The Office of Government Commerce (OGC) was a UK Government Office established as part of the HM Treasury in 2000. It was moved into the Efficiency and Reform Group of the Cabinet Office in 2010, before being closed in 2011.[1]

The OGC operated through the Government Procurement Service, an executive agency now known as the Crown Commercial Service.

The purpose of the OGC was to support the procurement and acquisition process of public sector organisations in the UK through policy and process guidance and the negotiation of overarching service and provision frameworks. This was intended to improve value for money to the taxpayer, optimising the level of taxpayers equity directed towards the delivery of services. Similar organisations can be found in most western European countries, for instance Hansel Ltd. in Finland and Consip in Italy.

The OGC supported initiatives to encourage better supplier relations, sustainable procurement, the benefits of utilising smaller suppliers and the potential of eProcurement. Representing the UK at the European Union (EU), the organisation assisted the public sector application of EU procurement rules within the United Kingdom.

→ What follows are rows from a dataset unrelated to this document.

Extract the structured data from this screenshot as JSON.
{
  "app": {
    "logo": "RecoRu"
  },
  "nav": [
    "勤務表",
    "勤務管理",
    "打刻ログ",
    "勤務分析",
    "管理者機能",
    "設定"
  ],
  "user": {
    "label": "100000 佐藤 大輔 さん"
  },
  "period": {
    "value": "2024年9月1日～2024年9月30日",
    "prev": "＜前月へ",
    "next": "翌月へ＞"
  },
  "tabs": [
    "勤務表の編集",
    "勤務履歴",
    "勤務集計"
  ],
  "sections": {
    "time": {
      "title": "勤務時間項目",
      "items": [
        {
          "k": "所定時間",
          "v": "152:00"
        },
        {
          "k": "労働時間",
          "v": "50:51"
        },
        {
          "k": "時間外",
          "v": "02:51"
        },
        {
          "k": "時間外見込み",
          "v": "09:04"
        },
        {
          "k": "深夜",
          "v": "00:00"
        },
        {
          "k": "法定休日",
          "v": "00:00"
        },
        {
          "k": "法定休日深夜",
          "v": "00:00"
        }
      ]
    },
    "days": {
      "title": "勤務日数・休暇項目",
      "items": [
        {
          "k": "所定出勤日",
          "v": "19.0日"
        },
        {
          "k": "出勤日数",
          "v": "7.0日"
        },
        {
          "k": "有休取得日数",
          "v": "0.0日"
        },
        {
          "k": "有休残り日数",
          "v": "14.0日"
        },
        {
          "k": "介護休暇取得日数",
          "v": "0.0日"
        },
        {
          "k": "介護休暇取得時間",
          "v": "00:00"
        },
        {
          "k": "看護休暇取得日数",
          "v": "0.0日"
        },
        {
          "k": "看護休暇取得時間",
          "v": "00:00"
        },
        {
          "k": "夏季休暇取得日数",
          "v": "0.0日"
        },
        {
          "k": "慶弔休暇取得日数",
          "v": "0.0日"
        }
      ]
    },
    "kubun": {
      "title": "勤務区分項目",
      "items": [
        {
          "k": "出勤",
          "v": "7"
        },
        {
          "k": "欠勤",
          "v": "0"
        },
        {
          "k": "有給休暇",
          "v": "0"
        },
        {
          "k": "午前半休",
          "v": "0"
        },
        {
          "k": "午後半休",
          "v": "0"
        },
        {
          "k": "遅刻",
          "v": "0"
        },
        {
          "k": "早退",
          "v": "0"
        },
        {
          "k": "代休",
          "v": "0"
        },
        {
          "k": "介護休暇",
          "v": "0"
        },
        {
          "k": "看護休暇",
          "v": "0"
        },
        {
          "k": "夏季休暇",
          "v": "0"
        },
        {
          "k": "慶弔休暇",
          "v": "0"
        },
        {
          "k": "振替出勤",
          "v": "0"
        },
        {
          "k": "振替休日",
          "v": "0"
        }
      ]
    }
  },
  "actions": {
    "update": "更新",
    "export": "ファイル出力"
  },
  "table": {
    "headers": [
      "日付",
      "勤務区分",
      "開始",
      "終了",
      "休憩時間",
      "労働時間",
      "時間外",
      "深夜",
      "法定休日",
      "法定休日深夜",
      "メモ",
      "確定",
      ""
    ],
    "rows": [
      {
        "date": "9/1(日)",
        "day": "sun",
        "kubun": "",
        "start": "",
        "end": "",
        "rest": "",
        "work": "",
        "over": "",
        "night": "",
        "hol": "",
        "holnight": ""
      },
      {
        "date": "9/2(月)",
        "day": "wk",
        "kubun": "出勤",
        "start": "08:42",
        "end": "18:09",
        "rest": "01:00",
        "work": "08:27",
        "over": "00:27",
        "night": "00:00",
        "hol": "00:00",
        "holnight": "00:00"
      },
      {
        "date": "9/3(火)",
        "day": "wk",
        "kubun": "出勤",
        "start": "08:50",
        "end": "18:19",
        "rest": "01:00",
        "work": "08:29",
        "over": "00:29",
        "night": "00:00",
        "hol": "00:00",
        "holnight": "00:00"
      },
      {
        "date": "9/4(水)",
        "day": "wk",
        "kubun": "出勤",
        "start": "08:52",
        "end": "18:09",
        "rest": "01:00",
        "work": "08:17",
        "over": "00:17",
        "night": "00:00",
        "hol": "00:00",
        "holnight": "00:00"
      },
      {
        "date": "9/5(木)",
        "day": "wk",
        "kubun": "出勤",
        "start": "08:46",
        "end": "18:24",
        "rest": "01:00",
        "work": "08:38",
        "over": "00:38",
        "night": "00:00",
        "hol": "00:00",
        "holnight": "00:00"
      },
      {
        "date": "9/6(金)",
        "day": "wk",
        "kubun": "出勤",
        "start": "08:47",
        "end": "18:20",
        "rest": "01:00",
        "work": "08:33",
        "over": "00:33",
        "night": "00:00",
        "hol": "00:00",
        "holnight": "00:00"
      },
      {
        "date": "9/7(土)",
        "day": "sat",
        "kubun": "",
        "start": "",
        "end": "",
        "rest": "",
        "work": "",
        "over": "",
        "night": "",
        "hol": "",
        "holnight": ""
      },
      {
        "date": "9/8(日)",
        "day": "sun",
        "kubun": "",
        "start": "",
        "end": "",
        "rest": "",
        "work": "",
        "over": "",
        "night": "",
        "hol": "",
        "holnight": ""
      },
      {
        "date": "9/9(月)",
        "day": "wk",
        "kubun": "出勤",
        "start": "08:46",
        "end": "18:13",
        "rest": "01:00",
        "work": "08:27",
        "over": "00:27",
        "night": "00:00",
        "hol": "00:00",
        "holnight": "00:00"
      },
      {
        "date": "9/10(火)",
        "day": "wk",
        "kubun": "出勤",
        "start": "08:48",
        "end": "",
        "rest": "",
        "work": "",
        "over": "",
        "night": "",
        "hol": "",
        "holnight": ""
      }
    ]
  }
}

The OGC was a member of Procurement G6, an informal group leading the use of framework agreements and e-procurement instruments in Public procurement.

Best practice models[edit]

The organisation used to act as sponsor for best practice of Project, Programme, Risk and Service Management:

  • Managing Successful Programmes (MSP)
  • PRojects IN Controlled Environments (PRINCE2)
  • Management of Risk (M_o_R)
  • Portfolio Management (MoP)
  • Value Management (MoV)
  • Information Technology Infrastructure Library (ITIL)
  • Portfolio, Programme and Project Offices (P3O)

These areas of best practice are now owned jointly by the UK government and Capita, being managed by Axelos.

[edit]

The problematic logo.[2]

On 24 April 2008 it was reported in the Daily Telegraph that a new logo for OGC had been introduced at the cost of £14,000. The logo caused embarrassment because, when rotated 90° clockwise, it has a sexual connotation.[2]

See also[edit]

References[edit]

  1. ^ "Cabinet Office confirms end of OGC". 13 April 2011. Retrieved 13 March 2015. 
  2. ^ a b Simpson, Aislinn (2008-04-25). "OGC unveils new logo to red faces". Daily Telegraph. Retrieved 2008-04-25. 

External links[edit]